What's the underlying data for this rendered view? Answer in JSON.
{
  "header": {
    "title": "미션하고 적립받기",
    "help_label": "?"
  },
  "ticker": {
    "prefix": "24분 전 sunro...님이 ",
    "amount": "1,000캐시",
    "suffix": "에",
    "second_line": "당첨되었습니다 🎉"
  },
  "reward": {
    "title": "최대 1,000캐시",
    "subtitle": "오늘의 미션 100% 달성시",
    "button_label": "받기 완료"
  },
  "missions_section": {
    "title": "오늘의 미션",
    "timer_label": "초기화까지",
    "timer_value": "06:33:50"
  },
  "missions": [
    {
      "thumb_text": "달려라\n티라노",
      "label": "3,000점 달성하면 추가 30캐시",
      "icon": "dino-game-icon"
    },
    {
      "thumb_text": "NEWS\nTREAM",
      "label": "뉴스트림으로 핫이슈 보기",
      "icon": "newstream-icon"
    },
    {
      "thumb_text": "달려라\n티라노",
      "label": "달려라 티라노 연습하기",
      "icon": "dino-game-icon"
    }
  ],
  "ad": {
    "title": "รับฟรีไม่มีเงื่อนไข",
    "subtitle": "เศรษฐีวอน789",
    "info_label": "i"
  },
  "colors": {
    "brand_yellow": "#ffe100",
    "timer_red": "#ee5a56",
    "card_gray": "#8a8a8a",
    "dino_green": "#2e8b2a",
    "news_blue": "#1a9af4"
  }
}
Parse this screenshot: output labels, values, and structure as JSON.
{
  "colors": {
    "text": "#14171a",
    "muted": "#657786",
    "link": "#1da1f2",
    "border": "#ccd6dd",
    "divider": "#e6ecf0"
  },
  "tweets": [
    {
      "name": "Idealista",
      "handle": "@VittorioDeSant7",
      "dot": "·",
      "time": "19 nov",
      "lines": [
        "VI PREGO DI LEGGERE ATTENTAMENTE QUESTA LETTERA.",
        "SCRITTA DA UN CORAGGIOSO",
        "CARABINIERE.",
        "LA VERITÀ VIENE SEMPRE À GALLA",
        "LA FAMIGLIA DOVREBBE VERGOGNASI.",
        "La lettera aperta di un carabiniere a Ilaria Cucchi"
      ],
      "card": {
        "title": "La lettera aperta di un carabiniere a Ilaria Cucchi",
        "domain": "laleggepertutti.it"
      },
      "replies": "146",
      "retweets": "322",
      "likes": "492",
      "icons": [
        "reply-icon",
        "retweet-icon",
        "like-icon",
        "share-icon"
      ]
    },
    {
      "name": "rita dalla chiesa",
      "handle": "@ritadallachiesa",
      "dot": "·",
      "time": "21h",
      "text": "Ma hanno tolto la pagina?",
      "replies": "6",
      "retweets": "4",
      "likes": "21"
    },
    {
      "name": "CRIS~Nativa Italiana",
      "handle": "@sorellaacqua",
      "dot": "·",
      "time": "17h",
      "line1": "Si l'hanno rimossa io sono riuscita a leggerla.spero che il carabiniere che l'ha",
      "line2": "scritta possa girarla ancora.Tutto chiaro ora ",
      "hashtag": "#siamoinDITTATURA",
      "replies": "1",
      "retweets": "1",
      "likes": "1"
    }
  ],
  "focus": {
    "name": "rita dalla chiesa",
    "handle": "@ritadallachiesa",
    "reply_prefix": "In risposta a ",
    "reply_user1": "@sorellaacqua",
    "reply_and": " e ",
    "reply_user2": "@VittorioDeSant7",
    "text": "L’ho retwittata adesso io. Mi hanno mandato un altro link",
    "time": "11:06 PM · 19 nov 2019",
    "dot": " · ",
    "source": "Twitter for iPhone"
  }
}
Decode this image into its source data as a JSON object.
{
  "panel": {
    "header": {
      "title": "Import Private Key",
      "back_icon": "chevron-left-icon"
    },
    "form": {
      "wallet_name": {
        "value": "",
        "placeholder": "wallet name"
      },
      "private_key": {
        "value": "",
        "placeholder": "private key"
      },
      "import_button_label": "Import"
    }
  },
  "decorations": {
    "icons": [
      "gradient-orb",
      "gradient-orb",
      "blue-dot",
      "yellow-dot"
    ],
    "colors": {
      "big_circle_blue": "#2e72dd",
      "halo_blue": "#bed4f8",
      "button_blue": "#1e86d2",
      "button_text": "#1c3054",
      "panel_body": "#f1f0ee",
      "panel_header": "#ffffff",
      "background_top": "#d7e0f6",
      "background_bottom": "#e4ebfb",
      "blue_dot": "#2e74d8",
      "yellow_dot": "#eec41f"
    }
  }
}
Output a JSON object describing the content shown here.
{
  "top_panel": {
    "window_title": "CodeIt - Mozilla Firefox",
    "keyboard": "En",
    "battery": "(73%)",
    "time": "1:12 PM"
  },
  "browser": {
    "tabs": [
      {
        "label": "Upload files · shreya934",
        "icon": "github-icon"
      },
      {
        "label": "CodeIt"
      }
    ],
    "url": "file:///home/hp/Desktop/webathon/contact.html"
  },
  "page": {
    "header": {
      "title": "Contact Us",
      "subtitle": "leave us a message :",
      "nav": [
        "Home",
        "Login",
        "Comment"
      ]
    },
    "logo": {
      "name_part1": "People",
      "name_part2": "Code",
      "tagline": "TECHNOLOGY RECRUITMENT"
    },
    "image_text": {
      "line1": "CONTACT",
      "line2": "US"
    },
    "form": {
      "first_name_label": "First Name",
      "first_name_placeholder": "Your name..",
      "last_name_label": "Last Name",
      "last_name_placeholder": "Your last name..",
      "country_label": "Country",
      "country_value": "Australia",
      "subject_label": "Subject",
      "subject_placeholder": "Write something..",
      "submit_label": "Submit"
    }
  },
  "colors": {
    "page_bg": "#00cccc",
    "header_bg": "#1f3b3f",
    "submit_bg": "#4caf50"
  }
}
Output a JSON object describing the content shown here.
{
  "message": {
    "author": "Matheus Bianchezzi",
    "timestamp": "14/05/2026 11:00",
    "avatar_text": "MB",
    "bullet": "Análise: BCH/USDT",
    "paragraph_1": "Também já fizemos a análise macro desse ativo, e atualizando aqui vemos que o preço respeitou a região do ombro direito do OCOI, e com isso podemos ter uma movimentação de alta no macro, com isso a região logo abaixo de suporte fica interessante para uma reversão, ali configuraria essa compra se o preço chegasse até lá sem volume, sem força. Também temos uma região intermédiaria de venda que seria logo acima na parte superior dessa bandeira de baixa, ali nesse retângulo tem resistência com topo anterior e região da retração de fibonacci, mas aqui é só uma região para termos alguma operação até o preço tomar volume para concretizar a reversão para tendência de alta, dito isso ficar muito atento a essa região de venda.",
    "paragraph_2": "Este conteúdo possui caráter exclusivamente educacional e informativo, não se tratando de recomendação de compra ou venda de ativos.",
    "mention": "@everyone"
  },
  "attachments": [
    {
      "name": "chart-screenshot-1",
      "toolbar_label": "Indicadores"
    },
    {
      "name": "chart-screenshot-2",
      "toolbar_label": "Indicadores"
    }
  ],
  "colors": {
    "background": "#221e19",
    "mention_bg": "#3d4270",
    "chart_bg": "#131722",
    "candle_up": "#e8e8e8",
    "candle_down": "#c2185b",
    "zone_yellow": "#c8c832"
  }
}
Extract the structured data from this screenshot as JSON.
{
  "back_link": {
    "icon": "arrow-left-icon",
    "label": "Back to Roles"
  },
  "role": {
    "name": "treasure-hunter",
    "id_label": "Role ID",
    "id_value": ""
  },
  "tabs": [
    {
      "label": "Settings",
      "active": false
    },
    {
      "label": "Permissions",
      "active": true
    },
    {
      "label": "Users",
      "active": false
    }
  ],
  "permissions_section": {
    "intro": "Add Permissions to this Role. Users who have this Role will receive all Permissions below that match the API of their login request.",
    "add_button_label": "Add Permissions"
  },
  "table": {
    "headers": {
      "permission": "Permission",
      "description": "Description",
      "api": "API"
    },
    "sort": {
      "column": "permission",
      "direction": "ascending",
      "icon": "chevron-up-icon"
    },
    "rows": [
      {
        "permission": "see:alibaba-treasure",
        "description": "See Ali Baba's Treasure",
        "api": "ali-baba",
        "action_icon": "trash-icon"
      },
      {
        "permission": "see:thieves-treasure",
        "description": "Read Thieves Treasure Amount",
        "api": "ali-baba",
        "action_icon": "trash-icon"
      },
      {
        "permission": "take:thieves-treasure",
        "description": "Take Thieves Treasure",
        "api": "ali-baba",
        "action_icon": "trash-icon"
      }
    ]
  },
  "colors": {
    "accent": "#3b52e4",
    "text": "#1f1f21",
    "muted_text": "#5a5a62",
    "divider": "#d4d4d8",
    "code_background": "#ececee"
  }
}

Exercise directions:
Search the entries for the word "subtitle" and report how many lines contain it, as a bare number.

Result below:
3